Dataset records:

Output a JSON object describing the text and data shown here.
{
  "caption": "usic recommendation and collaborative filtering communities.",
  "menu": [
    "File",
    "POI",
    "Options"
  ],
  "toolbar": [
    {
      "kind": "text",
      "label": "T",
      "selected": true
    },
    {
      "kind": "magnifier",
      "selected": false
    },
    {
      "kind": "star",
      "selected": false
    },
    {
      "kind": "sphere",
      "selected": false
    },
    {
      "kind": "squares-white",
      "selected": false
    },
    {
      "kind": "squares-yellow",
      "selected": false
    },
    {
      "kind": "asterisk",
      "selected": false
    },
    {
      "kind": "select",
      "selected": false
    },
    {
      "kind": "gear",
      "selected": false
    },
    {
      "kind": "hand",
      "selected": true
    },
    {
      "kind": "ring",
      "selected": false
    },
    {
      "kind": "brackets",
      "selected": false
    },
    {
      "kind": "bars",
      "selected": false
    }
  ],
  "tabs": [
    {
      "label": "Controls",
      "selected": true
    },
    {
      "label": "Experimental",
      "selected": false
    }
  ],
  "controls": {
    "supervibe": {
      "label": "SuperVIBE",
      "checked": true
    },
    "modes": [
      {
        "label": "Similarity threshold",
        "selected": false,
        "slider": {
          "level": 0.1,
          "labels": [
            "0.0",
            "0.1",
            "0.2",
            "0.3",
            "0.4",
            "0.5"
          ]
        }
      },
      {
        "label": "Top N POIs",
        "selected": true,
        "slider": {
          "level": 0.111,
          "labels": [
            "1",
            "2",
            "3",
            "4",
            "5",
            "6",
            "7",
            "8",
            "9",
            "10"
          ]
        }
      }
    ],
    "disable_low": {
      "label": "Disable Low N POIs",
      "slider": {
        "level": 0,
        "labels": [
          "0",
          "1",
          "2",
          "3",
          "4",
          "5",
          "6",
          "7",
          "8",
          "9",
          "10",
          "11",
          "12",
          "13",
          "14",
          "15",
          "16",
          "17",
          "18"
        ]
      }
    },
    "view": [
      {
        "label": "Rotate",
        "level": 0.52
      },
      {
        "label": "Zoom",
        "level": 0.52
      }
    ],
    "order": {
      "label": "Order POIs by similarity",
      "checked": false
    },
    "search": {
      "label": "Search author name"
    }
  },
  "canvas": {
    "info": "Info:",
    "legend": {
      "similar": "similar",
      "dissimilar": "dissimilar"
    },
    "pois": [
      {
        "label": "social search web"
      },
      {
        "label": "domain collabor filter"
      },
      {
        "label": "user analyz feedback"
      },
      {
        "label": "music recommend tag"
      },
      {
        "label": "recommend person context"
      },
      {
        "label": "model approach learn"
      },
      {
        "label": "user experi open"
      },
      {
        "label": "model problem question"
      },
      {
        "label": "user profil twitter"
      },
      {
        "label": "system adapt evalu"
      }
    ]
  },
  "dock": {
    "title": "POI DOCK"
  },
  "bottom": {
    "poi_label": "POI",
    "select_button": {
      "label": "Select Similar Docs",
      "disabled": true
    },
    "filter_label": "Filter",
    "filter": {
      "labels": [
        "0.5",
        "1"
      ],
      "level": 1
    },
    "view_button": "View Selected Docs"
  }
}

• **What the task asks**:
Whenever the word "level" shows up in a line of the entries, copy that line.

• **Result of the task**:
          "level": 0.1,
          "level": 0.111,
        "level": 0,
        "level": 0.52
        "level": 0.52
      "level": 1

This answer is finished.